I've come back from a month overseas in time for the Glorious Fourth. I'm happy to have spent it back in my native land, in my own back yard, grilling a holiday meal. It would have felt a bit odd to extend my European adventure past Independence Day, or to celebrate it outside America. There's only one day a year when cooking a burger feels like an act of national solidarity, and only one day when listening to John Philip Sousa feels like a pleasure. I like spending that day in the States. And spending it anywhere else feels slightly unpatriotic.
I've spent the last month or so in Rome; our last night in the city happily coincides with the 2012 Euro Cup final, with the hometown Italia Azzuri taking on defending champion Spain. (And that's a happy coincidence, too: a rematch of each team's first game of the tournament.) Naturally, we're going out to watch the match. And just as naturally, I bought a game jersey (from a pile at my neighborhood supermarket).
A comment on the article from Martin in New York: "Telling that Ms. Dowd compares Clinton to Brady, since she talks about politics strictly as if it were a game, without impact on people's lives. And taunting Biden with what she imagines are his son's wishes is just tasteless--but I guess there's really no room for decency, or ideas, in politics anymore."
The Saudi-registered Embraer Phenom 300 jet was attempting to land at Blackbushe airport..when it crashed.....it was carrying three relatives of Osama Bin Laden. They were named as Rajaa Hashim, Osama’s stepmother; Sana Bin Laden, his half-sister, and her husband Zuhair Hashim....It is the third time members of the Bin Laden family have been killed in a plane crash. Mohammed bin Laden, Osama’s father, was killed when his Beechcraft 18 crashed in Saudi Arabia in 1967 while on his way to marry his 23rd wife. Salem bin Laden, the half-brother of Osama, died in 1988 when his aircraft drifted into high-voltage power lines in San Antonio, Texas.

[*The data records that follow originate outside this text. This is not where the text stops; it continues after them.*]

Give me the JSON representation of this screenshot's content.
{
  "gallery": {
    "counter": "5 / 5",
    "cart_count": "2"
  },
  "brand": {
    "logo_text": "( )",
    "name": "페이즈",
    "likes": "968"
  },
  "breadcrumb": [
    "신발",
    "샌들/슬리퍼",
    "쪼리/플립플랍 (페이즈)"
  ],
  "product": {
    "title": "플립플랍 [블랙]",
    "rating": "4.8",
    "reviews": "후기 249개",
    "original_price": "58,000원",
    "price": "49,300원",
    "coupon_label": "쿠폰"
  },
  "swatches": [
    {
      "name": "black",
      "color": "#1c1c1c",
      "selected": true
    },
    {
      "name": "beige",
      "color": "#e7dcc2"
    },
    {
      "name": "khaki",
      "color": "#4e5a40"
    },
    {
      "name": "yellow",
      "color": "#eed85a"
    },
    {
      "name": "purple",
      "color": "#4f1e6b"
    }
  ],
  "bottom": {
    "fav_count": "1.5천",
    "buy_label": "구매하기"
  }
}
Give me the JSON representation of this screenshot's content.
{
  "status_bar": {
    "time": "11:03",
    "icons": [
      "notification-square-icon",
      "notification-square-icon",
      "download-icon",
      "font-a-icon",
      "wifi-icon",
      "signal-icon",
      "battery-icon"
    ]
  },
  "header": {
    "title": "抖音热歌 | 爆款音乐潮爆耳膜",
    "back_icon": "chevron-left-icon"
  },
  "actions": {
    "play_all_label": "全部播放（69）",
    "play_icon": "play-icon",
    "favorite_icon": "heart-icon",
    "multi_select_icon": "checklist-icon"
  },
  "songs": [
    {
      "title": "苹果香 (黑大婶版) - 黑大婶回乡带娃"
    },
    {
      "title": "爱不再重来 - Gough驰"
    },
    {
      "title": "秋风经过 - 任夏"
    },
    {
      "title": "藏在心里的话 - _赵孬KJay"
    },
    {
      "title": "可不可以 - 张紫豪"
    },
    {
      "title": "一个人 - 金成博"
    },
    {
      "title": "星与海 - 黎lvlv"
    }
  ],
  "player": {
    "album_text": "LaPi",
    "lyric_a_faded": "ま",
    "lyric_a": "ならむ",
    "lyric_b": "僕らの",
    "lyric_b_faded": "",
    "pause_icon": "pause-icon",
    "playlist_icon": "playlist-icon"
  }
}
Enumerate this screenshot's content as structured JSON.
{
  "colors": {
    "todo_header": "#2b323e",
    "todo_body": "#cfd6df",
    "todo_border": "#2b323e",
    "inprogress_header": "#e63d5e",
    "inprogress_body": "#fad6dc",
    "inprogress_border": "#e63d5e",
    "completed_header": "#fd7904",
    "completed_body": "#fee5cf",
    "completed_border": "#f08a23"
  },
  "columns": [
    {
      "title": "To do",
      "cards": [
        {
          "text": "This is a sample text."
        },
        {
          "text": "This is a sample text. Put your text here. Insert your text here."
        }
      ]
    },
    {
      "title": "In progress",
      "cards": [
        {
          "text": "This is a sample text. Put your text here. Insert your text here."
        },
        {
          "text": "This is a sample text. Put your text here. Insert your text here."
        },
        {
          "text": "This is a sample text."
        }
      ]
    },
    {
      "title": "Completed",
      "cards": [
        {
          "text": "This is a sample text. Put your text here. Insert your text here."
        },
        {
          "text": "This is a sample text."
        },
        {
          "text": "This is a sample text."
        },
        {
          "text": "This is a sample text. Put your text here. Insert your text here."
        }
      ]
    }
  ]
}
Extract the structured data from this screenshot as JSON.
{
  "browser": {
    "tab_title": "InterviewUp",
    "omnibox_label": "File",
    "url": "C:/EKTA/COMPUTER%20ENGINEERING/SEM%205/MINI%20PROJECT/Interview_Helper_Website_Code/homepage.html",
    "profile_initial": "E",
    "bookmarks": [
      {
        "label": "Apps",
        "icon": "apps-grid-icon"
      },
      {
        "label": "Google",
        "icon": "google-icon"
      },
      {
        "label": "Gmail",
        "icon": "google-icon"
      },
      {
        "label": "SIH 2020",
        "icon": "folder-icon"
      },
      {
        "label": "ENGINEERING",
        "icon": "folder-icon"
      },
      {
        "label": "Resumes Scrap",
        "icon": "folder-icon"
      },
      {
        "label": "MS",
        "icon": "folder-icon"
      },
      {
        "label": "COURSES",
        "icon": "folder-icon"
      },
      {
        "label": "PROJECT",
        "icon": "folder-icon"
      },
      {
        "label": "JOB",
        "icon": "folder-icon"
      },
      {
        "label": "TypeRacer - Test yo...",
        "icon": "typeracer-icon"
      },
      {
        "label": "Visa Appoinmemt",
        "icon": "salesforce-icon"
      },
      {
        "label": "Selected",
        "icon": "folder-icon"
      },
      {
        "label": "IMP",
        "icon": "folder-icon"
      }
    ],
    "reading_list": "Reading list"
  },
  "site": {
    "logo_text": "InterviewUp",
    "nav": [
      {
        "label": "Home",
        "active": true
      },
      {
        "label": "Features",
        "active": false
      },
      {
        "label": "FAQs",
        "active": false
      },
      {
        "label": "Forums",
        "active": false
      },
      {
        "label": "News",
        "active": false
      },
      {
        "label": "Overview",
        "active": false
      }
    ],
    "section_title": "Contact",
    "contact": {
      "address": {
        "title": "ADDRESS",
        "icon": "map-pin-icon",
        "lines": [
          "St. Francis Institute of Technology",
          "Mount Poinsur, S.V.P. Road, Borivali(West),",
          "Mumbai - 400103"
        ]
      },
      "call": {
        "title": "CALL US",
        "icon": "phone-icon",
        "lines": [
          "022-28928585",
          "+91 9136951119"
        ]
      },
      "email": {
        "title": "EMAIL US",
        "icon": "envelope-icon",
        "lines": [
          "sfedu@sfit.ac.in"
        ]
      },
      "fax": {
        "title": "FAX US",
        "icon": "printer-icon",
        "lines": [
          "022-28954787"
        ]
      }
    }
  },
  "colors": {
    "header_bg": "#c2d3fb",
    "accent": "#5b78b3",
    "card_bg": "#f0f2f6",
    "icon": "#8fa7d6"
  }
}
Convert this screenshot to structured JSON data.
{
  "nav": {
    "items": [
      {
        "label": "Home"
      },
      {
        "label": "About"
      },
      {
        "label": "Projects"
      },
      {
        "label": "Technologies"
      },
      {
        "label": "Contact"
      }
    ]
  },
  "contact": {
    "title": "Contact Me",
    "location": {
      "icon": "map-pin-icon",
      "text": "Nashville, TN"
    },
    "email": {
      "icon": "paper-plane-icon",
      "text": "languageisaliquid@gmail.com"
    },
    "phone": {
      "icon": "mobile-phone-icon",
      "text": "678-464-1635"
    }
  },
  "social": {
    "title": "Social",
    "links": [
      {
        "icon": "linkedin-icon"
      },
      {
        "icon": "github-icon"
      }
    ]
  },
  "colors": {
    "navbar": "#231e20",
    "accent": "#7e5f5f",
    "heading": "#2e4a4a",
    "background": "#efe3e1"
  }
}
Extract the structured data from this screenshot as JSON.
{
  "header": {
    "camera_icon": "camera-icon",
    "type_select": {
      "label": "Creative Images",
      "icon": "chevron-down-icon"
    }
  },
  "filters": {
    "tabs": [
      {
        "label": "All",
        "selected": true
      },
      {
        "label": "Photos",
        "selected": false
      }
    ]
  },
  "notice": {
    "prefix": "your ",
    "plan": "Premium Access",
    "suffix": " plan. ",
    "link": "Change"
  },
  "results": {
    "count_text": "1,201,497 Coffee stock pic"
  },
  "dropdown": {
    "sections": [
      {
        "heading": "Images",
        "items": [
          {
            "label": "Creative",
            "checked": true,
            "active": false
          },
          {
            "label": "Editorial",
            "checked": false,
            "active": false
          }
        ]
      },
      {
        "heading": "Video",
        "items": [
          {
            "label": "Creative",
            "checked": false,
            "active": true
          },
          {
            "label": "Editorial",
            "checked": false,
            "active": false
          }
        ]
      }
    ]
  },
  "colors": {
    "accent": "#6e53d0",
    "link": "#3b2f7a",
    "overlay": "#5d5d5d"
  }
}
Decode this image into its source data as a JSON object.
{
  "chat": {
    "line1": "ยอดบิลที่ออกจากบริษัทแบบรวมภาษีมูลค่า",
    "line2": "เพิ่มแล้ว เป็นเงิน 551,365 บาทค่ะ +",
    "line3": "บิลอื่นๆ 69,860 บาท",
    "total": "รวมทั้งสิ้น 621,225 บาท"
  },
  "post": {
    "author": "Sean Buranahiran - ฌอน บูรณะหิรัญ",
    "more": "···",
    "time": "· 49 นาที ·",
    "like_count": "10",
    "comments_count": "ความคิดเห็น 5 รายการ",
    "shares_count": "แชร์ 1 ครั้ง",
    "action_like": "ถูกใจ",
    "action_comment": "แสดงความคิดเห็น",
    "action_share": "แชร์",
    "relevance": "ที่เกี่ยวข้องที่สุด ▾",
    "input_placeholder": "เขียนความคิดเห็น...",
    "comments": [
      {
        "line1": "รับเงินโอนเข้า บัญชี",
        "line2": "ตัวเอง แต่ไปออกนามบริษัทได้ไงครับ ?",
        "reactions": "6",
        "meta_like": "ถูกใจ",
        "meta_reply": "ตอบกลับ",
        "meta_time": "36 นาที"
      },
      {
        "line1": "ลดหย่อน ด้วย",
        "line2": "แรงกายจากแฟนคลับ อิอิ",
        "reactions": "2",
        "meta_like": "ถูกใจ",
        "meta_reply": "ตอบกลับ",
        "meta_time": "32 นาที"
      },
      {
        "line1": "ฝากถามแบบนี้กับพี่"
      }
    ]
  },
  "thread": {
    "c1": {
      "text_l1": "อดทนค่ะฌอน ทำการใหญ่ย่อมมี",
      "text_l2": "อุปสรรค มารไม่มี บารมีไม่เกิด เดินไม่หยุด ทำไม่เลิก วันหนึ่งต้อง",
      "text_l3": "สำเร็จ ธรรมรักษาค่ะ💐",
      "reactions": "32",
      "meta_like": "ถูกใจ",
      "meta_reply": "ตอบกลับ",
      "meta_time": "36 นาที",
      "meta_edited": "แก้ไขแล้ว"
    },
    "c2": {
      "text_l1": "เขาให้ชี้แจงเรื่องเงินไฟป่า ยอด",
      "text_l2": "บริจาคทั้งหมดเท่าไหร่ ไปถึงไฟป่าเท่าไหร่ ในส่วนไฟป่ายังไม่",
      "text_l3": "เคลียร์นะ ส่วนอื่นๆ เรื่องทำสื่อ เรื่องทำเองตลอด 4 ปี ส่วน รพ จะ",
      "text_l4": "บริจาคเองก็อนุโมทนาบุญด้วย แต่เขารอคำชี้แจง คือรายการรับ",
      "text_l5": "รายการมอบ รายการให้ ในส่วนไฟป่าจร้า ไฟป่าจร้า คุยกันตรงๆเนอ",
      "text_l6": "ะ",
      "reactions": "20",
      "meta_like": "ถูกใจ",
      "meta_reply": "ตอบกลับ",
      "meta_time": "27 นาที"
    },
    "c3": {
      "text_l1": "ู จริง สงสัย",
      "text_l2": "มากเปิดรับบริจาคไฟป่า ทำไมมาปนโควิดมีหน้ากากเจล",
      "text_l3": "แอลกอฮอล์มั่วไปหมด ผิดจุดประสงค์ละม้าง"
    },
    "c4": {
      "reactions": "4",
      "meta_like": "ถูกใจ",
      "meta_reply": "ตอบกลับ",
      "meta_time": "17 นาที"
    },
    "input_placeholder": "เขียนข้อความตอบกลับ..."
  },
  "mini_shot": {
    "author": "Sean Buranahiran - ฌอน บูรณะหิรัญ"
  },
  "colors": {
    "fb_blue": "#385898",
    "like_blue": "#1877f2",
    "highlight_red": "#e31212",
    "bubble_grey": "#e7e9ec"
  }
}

Videos have provided “corroboration of what African-Americans have been saying for years,” said Paul Butler, a professor at Georgetown University Law School and a former prosecutor, who called them “the C-Span of the streets.” On Thursday, the family of Samuel DuBose, an unarmed black man who was shot to death by a University of Cincinnati police officer on July 19, said the officer would never have been prosecuted if his actions had not been captured by the body camera the officer was wearing...The proliferation of video has coincided with a paradox: Public views of the police have grown worse, yet experts say police use of force has probably been lower in the last few years than in generations.
Firedoglake is going to change. It sounds like Jane is hanging up her boxing gloves. She has had several major health issues that she has survived. The latest was a hip replacement.
As many of you know, Firedoglake has been on hiatus for eight months while I recovered from hip replacement surgery. During that time I’ve been contemplating what the next chapter should be for the website. After some personal reflection, I have decided to pass the torch on to Kevin Gosztola and Brian Sonenstein, who will launch their own media organization called Shadowproof that will build on the success of FDL.
Steven Rosenfield takes a look at the media's lack of understanding with the current political mood.
But there is one explanation you won’t find among the politicos who are parsing the interior numbers in polls—such as the negative approval ratings, or appeal by race and gender. That explanation is that the political spectrum is changing, or stretching toward its blunter extremes, which also accounts for the muted enthusiasm for both party's leading establishment candidates, Hillary Clinton and Jeb Bush.
A shifting electorate is the last thing many pundits want to confront.